As you may have guessed, wood-burning fireplaces and stoves generally use wood as a fuel, but there is also the option of wood pellets for more convenience.

Heat Pumps

Heat pumps may well be the HVAC standard of the future. In fact, Washington State is requiring them in all new residential construction starting in July 2023. Heat pumps are highly efficient and effectively combine heating and cooling into the same unit. In the winter, the unit pumps heat from outside into your home. Heat pumps can pluck heat from the air up to subfreezing temperatures, or they can use geothermal heat instead. In the summer, the process is reversed, and the heat pump pumps hot air from inside your home to the outside, replacing it with cool air.

Heat pumps are not as common as forced-air furnaces, but we expect that they could well be one of America’s most popular HVAC styles moving forward. Most heat pumps are electric, though natural gas models do exist.

Does HVAC Use Gas?

As you can see, it depends on many factors, the most important being the type of HVAC system you prefer. In general, however, HVAC systems can be designed to use multiple different types of fuel, from gas to electricity to oil. Heat pumps, which are an increasingly popular style of heating and cooling, usually use electricity, but it will be some time before they supplant forced-air furnaces.

And this isn’t even getting into HVAC systems of the future, like the integrated HVAC/water heater systems developed by the Department of Energy’s NorthernSTAR research team.

Either way, if you have questions about your home HVAC systems or want to upgrade, you should always talk to the experts. Contact Entek today for all your HVAC needs in the Portland and Vancouver metro area.

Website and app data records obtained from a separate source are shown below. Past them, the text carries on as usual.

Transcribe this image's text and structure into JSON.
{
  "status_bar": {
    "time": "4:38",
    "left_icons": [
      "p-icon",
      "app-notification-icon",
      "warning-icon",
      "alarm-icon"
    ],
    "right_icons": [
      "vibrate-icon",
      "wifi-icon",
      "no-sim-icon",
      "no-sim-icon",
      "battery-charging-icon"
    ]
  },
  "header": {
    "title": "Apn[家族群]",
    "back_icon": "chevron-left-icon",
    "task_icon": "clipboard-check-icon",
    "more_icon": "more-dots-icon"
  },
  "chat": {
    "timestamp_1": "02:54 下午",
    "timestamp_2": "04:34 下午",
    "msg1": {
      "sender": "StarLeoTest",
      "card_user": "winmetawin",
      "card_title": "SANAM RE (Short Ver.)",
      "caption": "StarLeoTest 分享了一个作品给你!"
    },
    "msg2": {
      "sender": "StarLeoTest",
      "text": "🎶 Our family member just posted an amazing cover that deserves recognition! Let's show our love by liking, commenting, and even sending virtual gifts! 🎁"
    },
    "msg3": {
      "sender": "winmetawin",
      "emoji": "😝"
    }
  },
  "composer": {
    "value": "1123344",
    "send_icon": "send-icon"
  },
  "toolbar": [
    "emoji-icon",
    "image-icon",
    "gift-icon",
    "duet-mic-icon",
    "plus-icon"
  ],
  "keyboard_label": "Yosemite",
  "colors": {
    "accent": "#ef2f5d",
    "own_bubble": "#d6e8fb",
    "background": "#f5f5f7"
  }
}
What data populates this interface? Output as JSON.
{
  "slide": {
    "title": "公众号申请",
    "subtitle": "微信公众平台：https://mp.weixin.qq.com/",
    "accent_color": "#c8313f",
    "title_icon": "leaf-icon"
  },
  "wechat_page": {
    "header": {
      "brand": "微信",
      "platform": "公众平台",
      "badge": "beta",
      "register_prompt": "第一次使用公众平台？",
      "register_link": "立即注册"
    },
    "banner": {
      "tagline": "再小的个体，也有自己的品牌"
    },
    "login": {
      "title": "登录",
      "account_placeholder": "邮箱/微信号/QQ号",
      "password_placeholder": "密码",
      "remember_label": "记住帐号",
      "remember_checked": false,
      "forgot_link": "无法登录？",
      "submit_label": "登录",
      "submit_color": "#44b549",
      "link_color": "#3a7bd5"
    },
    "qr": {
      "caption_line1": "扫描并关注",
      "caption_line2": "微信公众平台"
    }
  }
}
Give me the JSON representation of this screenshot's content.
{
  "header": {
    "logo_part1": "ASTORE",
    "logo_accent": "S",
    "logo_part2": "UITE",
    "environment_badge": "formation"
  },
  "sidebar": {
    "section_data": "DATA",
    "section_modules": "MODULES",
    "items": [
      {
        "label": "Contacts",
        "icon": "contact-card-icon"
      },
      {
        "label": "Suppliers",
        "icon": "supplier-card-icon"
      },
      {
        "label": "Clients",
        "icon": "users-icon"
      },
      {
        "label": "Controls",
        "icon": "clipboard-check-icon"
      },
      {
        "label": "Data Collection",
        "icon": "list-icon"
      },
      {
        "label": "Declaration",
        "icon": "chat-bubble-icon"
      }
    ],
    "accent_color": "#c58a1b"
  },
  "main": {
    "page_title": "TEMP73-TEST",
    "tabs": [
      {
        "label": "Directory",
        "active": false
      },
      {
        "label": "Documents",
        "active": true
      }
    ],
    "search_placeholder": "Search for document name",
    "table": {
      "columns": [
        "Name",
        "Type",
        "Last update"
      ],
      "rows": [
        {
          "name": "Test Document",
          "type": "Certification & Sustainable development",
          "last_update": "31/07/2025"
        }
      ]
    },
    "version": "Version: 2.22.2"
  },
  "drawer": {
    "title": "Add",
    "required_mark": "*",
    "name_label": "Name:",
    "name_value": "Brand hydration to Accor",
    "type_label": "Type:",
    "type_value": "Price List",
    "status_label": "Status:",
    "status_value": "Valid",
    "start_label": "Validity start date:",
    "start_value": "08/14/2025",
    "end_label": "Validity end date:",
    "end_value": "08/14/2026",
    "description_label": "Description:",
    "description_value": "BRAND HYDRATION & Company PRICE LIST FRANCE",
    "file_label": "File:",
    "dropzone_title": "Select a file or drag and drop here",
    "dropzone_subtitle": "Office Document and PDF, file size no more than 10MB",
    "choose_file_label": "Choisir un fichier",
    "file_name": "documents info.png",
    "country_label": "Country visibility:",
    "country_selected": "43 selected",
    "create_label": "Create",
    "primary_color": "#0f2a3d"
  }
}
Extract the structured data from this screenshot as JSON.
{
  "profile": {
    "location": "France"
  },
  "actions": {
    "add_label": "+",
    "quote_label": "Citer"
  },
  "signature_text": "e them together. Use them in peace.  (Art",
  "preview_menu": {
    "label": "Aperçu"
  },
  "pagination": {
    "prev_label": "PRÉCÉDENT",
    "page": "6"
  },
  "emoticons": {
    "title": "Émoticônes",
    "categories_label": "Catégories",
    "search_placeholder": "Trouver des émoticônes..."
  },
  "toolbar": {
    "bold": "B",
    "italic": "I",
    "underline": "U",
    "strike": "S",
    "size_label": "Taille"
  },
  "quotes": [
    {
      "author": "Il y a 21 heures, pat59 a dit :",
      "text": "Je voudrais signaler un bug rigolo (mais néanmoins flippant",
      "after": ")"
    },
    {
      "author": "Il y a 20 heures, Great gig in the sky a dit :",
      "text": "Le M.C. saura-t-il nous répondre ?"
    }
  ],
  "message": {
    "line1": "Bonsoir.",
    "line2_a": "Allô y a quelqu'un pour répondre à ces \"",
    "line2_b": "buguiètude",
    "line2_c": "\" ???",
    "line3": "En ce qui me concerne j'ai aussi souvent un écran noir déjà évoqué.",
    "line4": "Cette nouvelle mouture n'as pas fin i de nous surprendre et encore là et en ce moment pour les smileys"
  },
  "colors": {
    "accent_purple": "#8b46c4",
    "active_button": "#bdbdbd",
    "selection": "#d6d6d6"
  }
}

© 2023, Divine Magazine. All rights reserved.

Share This Article
Leave a comment

Latest News

Top 5 This Week


Health & Wellbeing